# Exercise objective
The answer must consist of every line below that contains the word "located".

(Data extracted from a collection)
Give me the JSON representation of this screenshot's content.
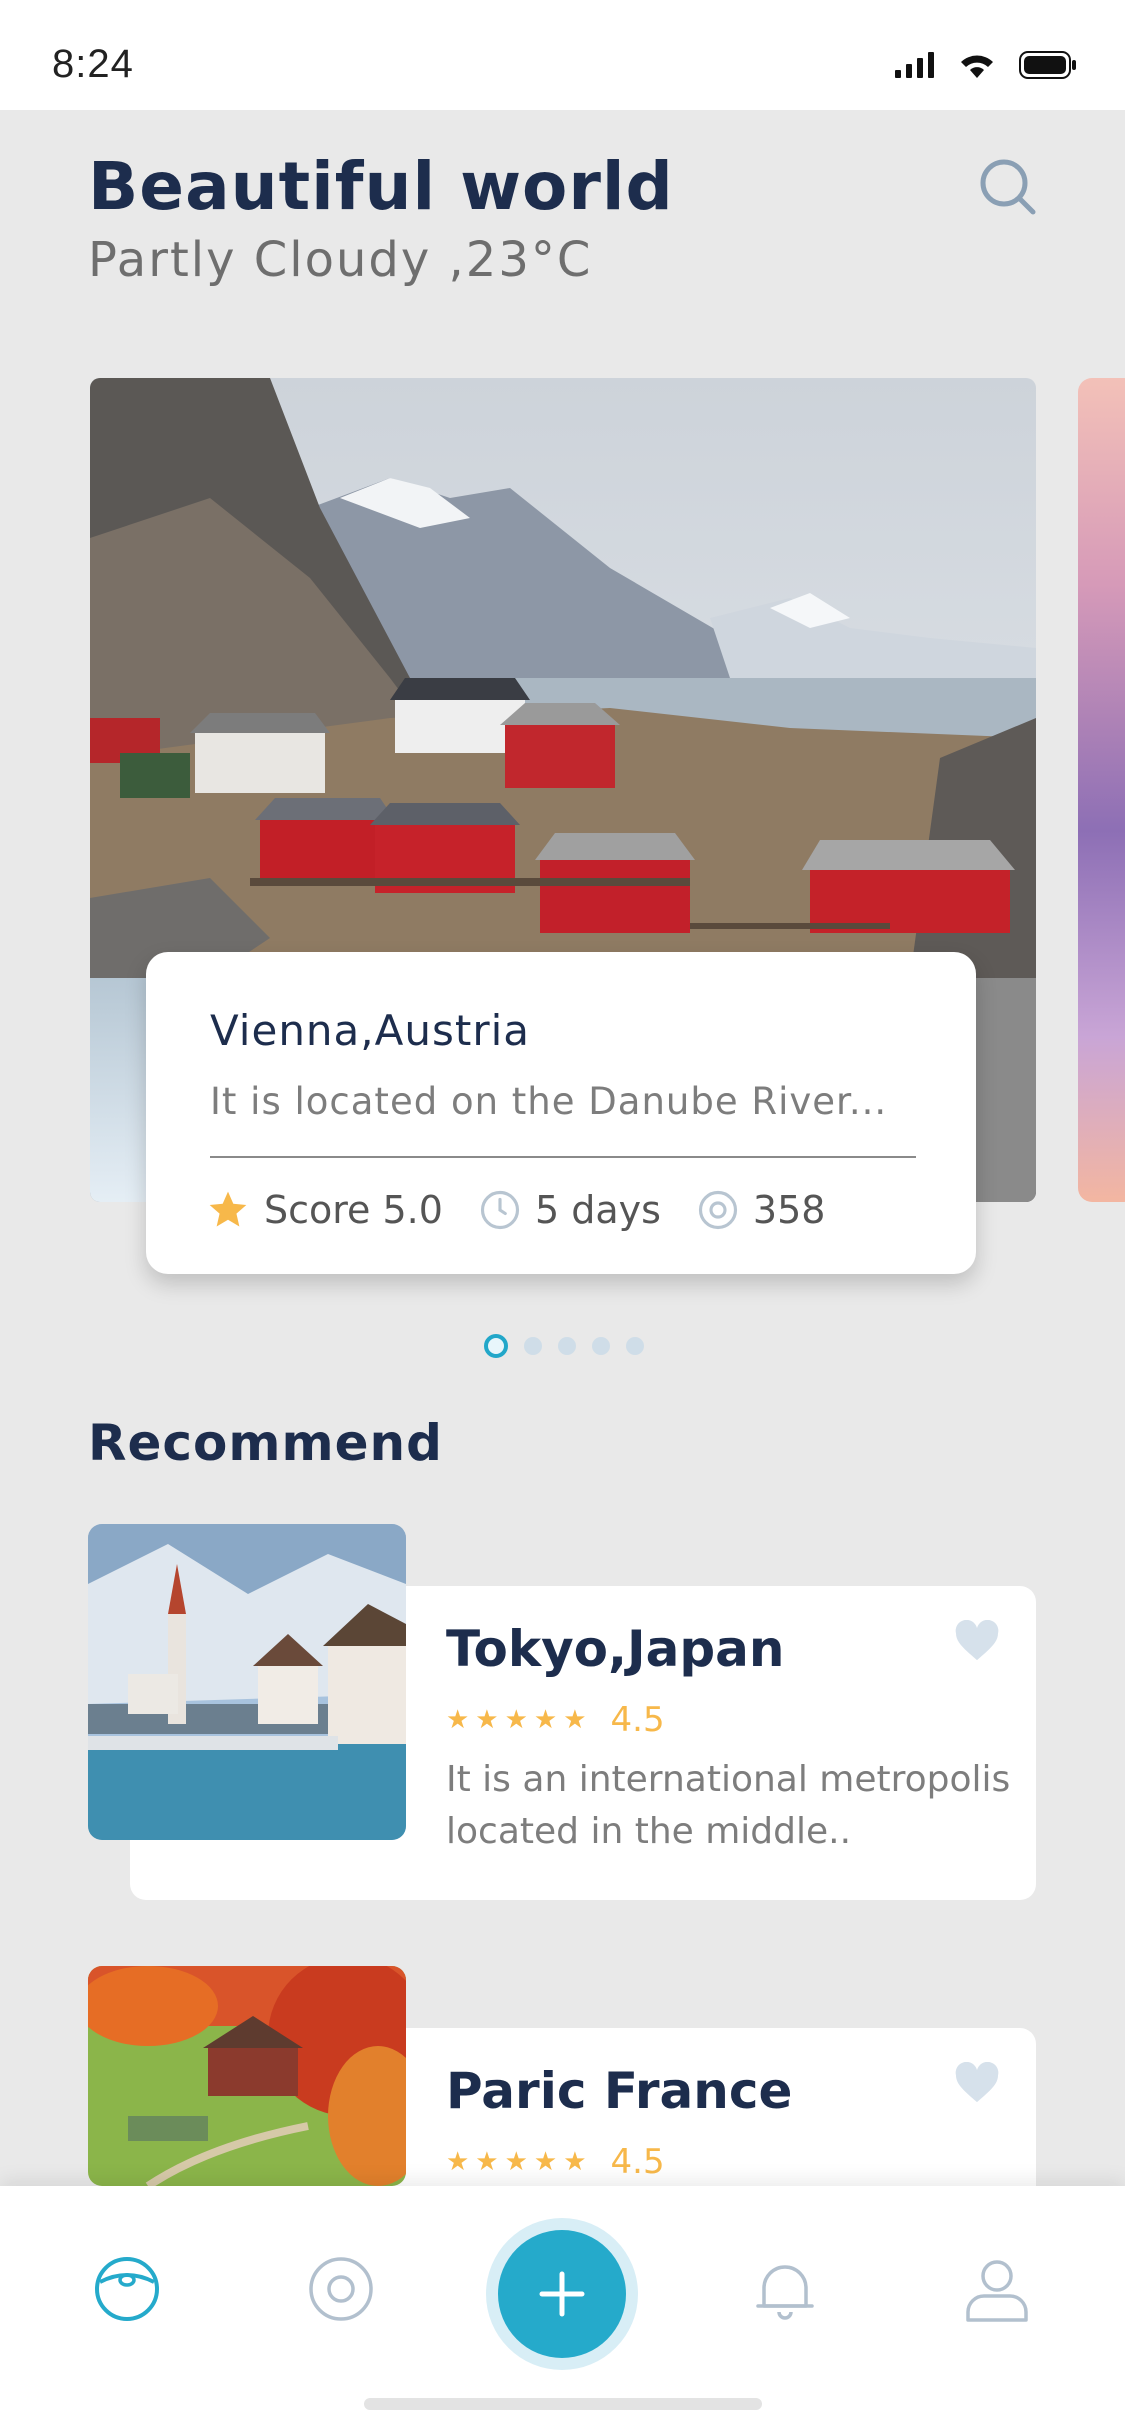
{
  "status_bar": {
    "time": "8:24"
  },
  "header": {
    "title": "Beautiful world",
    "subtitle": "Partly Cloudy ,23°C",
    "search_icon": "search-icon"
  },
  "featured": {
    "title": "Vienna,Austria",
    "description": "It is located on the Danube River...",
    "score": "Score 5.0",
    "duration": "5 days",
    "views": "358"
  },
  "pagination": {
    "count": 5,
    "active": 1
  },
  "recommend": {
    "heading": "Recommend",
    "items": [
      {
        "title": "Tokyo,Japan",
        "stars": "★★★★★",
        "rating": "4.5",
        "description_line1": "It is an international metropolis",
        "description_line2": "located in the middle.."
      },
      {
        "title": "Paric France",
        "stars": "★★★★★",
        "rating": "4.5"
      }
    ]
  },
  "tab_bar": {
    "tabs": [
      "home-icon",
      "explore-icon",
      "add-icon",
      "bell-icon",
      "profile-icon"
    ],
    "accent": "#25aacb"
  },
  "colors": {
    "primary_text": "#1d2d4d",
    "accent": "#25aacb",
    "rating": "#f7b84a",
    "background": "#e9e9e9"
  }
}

# Response box
    "description": "It is located on the Danube River...",
        "description_line2": "located in the middle.."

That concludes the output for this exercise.